For much of its history, British money was expressed in pounds, shillings and pence. Not to make it at all simple, a shilling was worth 12 pence, and a pound was worth 20 shillings.
Some very curious coins indeed
Surrounding those three basic denominations is a whole slew of coins spread over more than a millennium of regulated coinage. They didn’t all exist at the same time—they came and went to suit the demands of the economy, politics, and the capricious values of precious metals. To make things mildly rational, these denominations could all be expressed in pence or shillings but continued the British numismatic tradition of being awkwardly divisible and a little bit odd.
Most of these denominations were issued in both fractional and multiple forms. At various times, one could pay with a half angel, tuppence (two pence), thruppence (three pence), sixpence, a half-penny, a quarter-guinea, a half-laurel, a half-crown, a double-florin and, best of all, a three-half-pence piece! The currency was also rich in nicknames like “copper,” “ha’penny,” “mag,” “bob,” “tanner” and “quid.”
A monetary system that overstayed its welcome
The perennial drawback of the Carolingian system was the fluctuating value of a pound of silver. The buying power of a coin in your pocket would vary depending upon the market value of the metal it was made from. It even depended upon how worn the coin was. Occasionally, values of precious metals would change too quickly and the currency would need to be reformed. A denomination such as a gold unite would disappear, to be replaced by a coin worth the same value in pence but smaller in size. This currency reform was not unusual for much of Europe’s numismatic history, but very unusual in any economy after the First World War.

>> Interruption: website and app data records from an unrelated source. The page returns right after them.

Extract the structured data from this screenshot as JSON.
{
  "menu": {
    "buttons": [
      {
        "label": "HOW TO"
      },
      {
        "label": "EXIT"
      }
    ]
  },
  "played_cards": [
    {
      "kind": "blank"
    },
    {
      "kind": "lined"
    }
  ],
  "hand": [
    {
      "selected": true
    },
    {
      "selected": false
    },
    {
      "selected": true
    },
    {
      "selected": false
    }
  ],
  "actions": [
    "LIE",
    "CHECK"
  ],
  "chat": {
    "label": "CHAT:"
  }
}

It would all come to a halt on February 15, 1971, the day the United Kingdom officially introduced the decimal coin system into the public economy. For two years, there had been advertising campaigns and most prices were listed in both systems. Still, confusion reigned supreme, as harried merchants had to use decimal currency as change for payments made with the old money system. Shillings, florins and crowns disappeared, giving way to coins based on a pound divided into 100 pence.

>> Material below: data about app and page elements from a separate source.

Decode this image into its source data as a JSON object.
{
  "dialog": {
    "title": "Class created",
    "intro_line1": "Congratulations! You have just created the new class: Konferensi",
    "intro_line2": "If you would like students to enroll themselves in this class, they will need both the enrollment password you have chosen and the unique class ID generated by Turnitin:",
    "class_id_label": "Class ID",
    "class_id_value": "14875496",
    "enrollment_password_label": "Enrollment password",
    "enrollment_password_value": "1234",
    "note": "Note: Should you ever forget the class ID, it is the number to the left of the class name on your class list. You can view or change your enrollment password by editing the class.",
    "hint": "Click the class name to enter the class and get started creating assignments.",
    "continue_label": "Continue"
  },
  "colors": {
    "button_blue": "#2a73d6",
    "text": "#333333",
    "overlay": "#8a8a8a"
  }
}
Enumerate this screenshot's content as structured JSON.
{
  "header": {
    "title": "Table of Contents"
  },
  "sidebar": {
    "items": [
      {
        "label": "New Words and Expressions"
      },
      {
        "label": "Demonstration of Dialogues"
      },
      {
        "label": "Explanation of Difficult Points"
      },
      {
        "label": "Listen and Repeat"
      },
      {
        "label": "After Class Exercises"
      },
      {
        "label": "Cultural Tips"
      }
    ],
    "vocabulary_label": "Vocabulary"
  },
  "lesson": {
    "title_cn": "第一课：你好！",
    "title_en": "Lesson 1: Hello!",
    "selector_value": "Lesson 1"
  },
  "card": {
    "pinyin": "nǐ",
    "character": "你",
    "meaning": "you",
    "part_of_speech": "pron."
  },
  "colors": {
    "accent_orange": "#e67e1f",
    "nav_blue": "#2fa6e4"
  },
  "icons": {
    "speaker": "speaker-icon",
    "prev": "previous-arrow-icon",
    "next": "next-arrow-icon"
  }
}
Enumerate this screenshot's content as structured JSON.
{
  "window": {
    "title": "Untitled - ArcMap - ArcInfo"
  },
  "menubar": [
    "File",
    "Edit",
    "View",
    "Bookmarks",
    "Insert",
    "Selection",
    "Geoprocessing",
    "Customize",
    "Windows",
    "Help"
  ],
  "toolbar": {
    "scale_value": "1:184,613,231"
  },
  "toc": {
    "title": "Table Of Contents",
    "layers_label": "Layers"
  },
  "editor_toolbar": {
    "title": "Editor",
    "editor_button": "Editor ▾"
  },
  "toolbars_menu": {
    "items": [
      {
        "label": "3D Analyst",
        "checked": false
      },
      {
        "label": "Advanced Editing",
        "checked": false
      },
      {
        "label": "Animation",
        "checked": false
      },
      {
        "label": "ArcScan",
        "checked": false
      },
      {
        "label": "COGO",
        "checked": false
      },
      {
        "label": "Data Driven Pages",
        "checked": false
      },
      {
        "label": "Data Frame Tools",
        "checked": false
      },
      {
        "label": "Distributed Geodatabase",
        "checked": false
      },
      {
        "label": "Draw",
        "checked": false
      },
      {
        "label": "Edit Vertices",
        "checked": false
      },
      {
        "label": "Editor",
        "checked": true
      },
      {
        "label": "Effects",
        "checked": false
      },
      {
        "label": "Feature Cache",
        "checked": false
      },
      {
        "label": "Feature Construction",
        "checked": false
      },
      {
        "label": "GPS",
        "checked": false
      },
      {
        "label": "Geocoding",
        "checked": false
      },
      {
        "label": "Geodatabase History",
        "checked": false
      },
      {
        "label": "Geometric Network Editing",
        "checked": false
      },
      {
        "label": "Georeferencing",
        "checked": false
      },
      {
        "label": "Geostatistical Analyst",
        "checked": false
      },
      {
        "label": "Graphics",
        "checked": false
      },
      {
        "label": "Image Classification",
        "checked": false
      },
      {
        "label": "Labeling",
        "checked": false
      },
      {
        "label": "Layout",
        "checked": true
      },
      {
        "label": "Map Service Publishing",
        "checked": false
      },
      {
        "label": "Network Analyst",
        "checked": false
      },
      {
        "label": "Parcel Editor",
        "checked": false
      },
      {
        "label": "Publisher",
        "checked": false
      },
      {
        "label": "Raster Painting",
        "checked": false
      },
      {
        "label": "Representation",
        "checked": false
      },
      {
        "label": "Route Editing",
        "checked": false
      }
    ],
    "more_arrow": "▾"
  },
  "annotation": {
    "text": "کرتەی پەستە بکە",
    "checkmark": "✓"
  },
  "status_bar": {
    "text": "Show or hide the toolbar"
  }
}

Very rational. Very simple. But not nearly so charming.
New acquisitions–2021 edition
The Bank of Canada Museum is responsible for the National Currency Collection, and part of its mandate is to foster and develop that collection. Despite the challenges of collecting during a pandemic, curators at the Bank of Canada Museum have acquired some unique artifacts—including some that document the pandemic itself.